BEGIN
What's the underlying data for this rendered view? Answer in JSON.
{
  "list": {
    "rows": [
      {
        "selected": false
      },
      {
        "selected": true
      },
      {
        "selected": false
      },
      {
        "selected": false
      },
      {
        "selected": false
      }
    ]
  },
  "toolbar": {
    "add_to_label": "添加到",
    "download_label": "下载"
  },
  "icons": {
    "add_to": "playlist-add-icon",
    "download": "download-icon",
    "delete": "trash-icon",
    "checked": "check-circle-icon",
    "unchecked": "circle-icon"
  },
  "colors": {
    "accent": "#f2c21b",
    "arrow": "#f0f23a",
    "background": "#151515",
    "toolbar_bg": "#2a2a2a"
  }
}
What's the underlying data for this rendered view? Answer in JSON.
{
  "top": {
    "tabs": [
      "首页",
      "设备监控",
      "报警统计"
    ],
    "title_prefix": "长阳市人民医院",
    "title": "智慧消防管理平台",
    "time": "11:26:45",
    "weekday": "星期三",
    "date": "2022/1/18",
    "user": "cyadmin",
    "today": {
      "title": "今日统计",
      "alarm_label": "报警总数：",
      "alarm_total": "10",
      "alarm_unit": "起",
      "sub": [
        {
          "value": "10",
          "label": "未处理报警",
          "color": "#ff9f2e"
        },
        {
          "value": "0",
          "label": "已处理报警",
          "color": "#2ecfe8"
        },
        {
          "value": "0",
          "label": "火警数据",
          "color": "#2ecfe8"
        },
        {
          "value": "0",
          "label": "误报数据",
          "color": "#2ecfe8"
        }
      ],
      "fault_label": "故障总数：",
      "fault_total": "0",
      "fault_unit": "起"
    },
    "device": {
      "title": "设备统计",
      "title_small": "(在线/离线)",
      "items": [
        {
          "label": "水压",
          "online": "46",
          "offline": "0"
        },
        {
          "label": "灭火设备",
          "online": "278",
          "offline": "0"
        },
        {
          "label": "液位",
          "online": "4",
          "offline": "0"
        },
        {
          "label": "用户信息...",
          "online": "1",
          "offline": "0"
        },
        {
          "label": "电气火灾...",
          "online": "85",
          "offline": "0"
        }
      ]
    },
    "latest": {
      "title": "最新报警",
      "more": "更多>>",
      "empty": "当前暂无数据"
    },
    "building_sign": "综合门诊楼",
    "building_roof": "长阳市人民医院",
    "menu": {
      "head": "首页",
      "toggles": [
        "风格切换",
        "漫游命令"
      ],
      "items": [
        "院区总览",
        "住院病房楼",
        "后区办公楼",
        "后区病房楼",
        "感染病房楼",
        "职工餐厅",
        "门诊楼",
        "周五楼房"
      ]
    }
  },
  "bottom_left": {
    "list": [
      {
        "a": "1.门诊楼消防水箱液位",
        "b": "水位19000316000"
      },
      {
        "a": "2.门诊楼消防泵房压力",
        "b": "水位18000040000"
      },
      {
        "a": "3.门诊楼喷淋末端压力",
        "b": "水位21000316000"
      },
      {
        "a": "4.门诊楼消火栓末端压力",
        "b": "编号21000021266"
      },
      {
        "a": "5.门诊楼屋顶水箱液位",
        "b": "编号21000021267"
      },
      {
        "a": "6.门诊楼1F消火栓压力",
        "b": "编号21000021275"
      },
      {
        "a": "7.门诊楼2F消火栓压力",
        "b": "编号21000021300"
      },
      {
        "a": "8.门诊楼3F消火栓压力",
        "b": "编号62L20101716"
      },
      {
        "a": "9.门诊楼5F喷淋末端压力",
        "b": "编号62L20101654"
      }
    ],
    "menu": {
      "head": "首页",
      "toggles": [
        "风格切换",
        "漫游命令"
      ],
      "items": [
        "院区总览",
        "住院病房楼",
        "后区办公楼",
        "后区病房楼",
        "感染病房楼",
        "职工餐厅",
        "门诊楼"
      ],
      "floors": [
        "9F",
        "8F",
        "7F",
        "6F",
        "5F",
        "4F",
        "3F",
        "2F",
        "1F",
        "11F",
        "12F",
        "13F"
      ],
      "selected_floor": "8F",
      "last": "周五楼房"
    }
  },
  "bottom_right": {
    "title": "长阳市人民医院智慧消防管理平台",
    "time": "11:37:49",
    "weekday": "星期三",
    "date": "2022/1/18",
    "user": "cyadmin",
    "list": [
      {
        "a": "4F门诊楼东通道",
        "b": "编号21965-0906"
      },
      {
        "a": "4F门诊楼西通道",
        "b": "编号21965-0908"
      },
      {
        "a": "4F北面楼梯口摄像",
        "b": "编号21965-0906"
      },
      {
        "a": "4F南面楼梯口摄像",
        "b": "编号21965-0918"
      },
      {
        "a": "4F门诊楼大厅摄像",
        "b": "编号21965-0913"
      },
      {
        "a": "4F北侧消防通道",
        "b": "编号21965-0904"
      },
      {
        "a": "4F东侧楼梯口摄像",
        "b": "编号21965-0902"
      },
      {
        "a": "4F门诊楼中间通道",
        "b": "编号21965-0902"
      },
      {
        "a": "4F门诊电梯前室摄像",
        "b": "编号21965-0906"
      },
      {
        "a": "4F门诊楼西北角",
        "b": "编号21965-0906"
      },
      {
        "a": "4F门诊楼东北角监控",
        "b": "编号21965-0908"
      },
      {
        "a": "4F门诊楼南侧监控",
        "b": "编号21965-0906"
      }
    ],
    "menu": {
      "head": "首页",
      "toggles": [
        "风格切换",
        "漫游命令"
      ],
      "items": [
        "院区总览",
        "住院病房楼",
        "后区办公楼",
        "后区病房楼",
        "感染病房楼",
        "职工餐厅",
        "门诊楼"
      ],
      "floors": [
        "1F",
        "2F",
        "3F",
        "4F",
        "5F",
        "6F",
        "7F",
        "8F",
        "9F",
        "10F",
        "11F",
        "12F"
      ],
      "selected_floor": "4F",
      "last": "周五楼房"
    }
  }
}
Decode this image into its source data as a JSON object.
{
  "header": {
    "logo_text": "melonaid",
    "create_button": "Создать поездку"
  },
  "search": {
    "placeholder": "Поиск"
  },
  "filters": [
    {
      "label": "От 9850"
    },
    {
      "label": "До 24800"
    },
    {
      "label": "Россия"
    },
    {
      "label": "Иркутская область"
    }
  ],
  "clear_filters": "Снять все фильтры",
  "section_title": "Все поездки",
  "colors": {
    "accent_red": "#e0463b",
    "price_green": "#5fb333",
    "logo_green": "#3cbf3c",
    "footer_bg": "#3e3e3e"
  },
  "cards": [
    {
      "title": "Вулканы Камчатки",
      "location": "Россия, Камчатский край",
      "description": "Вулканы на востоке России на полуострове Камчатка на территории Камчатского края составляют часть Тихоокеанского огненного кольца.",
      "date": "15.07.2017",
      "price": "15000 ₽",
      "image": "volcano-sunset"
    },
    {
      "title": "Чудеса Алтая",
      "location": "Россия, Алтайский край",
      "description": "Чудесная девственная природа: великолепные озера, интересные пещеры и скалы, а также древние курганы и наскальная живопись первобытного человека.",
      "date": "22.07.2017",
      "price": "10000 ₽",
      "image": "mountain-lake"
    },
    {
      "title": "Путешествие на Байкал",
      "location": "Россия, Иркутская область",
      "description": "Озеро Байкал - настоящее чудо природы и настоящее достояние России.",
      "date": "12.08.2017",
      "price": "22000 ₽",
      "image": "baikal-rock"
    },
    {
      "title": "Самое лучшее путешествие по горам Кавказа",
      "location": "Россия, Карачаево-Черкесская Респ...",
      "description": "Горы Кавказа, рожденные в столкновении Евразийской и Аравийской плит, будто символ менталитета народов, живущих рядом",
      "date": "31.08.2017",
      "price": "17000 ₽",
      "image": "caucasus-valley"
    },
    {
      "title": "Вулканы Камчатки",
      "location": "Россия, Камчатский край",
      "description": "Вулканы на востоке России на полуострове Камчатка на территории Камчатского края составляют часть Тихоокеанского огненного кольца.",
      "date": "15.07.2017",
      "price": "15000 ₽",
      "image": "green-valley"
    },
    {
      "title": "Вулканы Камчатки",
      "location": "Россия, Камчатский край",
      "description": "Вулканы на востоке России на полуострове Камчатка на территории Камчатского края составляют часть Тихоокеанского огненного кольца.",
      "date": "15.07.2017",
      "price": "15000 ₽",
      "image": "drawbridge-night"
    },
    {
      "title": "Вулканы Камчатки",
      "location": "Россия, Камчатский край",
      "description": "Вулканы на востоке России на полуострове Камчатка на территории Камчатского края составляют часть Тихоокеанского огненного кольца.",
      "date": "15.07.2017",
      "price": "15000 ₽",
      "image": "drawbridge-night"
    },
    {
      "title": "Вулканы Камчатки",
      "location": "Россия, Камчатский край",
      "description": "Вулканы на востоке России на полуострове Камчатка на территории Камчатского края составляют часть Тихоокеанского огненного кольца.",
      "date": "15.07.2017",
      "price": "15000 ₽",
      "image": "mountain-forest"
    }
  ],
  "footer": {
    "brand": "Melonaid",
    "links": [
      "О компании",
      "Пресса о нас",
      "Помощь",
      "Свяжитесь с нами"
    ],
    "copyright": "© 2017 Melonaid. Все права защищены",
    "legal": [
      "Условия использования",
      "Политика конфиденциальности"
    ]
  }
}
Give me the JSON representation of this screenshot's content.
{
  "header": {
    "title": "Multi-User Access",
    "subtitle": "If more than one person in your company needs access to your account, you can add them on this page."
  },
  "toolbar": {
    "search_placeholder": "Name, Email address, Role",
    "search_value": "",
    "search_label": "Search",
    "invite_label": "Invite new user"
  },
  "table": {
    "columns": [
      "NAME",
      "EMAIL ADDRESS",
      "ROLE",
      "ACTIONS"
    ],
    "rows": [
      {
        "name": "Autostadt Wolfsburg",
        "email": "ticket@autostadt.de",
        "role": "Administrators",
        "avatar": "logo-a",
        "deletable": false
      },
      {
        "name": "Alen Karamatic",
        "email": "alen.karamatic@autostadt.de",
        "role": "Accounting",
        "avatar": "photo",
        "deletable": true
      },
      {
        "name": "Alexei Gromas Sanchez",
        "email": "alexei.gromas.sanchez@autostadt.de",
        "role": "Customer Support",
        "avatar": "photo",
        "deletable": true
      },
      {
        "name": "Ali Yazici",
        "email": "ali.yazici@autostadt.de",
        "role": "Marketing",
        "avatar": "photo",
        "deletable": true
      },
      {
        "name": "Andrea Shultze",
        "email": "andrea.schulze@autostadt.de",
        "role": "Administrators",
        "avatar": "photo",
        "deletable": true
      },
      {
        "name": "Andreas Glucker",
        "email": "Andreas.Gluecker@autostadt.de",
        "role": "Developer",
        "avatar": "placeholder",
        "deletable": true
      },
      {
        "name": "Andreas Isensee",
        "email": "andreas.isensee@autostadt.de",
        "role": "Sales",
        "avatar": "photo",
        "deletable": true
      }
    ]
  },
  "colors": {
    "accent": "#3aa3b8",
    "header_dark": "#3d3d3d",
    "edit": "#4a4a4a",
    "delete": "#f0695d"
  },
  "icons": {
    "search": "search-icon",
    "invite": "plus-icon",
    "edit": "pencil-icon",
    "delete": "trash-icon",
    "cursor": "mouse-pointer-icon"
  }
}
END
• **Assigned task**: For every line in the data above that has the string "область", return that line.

• **Finished exercise**:
      "label": "Иркутская область"
      "location": "Россия, Иркутская область",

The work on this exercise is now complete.